A full-term pregnancy lasts from 37 to 42 weeks, so your actual date of delivery can be different from your estimated date of delivery, which is sometimes called estimated date of confinement, or EDC. A very small number of babies are actually born on their due dates.

What Are Prenatal Vitamins?

For a mother’s health, and the health of her baby, she is advised to take so-called “prenatal vitamins.” These are specially formulated multivitamins that make up for any nutritional deficiencies in the mother’s diet during pregnancy. While the supplements contain numerous vitamins and minerals, their folic acid, iron, and calcium content are especially important.

Why the need for High Levels of Folic Acid, Iron and Calcium?

Folic acid can reduce the risk of having a baby with a serious birth defect of the brain and spinal cord, called the “neural tube.” A baby with Spina-bifida, the most common neural tube defect, is born with a spine that is not closed. The exposed nerves are damaged, leaving the child with varying degrees of paralysis, incontinence, and sometimes mental retardation. There are natural sources of folic acid: green leafy vegetables, nuts, beans, and citrus fruits. It’s also found in many fortified breakfast cereals and some vitamin supplements.

Calcium during pregnancy can prevent a new mother from losing her own bone density as the fetus uses the mineral for bone growth. Iron helps both the mother and baby’s blood carry oxygen. While a daily vitamin supplement is no substitute for a healthy diet, most women need supplements to make sure they get adequate levels of these minerals.

What should I do if my prenatal vitamin makes me nauseous?

Some prenatal vitamins can cause nausea in an already nauseous woman. If the prenatal vitamins make you sick, talk to your health care provider.
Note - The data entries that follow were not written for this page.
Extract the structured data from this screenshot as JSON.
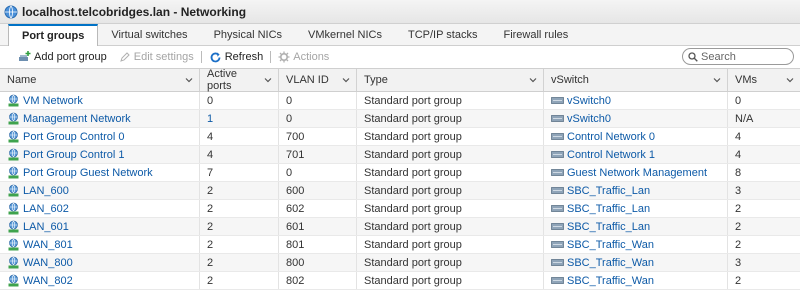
{
  "window": {
    "title": "localhost.telcobridges.lan - Networking"
  },
  "tabs": [
    {
      "label": "Port groups",
      "active": true
    },
    {
      "label": "Virtual switches"
    },
    {
      "label": "Physical NICs"
    },
    {
      "label": "VMkernel NICs"
    },
    {
      "label": "TCP/IP stacks"
    },
    {
      "label": "Firewall rules"
    }
  ],
  "toolbar": {
    "add_port_group": "Add port group",
    "edit_settings": "Edit settings",
    "refresh": "Refresh",
    "actions": "Actions"
  },
  "search": {
    "placeholder": "Search"
  },
  "table": {
    "columns": [
      "Name",
      "Active ports",
      "VLAN ID",
      "Type",
      "vSwitch",
      "VMs"
    ],
    "rows": [
      {
        "name": "VM Network",
        "active_ports": "0",
        "vlan": "0",
        "type": "Standard port group",
        "vswitch": "vSwitch0",
        "vms": "0"
      },
      {
        "name": "Management Network",
        "active_ports": "1",
        "vlan": "0",
        "type": "Standard port group",
        "vswitch": "vSwitch0",
        "vms": "N/A"
      },
      {
        "name": "Port Group Control 0",
        "active_ports": "4",
        "vlan": "700",
        "type": "Standard port group",
        "vswitch": "Control Network 0",
        "vms": "4"
      },
      {
        "name": "Port Group Control 1",
        "active_ports": "4",
        "vlan": "701",
        "type": "Standard port group",
        "vswitch": "Control Network 1",
        "vms": "4"
      },
      {
        "name": "Port Group Guest Network",
        "active_ports": "7",
        "vlan": "0",
        "type": "Standard port group",
        "vswitch": "Guest Network Management",
        "vms": "8"
      },
      {
        "name": "LAN_600",
        "active_ports": "2",
        "vlan": "600",
        "type": "Standard port group",
        "vswitch": "SBC_Traffic_Lan",
        "vms": "3"
      },
      {
        "name": "LAN_602",
        "active_ports": "2",
        "vlan": "602",
        "type": "Standard port group",
        "vswitch": "SBC_Traffic_Lan",
        "vms": "2"
      },
      {
        "name": "LAN_601",
        "active_ports": "2",
        "vlan": "601",
        "type": "Standard port group",
        "vswitch": "SBC_Traffic_Lan",
        "vms": "2"
      },
      {
        "name": "WAN_801",
        "active_ports": "2",
        "vlan": "801",
        "type": "Standard port group",
        "vswitch": "SBC_Traffic_Wan",
        "vms": "2"
      },
      {
        "name": "WAN_800",
        "active_ports": "2",
        "vlan": "800",
        "type": "Standard port group",
        "vswitch": "SBC_Traffic_Wan",
        "vms": "3"
      },
      {
        "name": "WAN_802",
        "active_ports": "2",
        "vlan": "802",
        "type": "Standard port group",
        "vswitch": "SBC_Traffic_Wan",
        "vms": "2"
      }
    ]
  },
  "colors": {
    "accent": "#0072c6",
    "link": "#0d5aa7"
  },
  "icons": {
    "window": "networking-globe-icon",
    "port_group": "port-group-icon",
    "vswitch": "vswitch-icon"
  }
}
He or she may be able to prescribe a different kind of prenatal vitamins (for example, chewable vitamins as opposed to those you swallow whole may be better tolerated by some women).

When should I contact my doctor?

Call your health care provider right away if you have:

  • Unusual or severe cramping or abdominal pain
  • Noticeable changes in your baby’s movement after 28 weeks gestation (if you don’t count 10 movements in 2 hours or less)
  • Difficulty breathing or shortness of breath that seems to be getting worse

Signs of premature labor are:

  • Regular tightening or pain in the lower abdomen or back
  • Any bleeding in the second or third trimester
  • Fluid leak
  • Pressure in the pelvis or vagina

Call your health care provider if you have any of the following conditions during pregnancy:

  • A fever over 100° Fahrenheit
  • Severe or persistent vomiting
  • Severe diarrhea
  • Fainting spells or dizziness
  • Pain, burning or trouble urinating
  • Unusual vaginal discharge
  • Vaginal bleeding
  • Swelling in your hands, fingers or face
  • Blurred vision or spots before your eyes
  • Sore, cracked or bleeding nipples
  • Severe headaches
  • Blurred vision
  • Pain or cramping in your arms, legs or chest.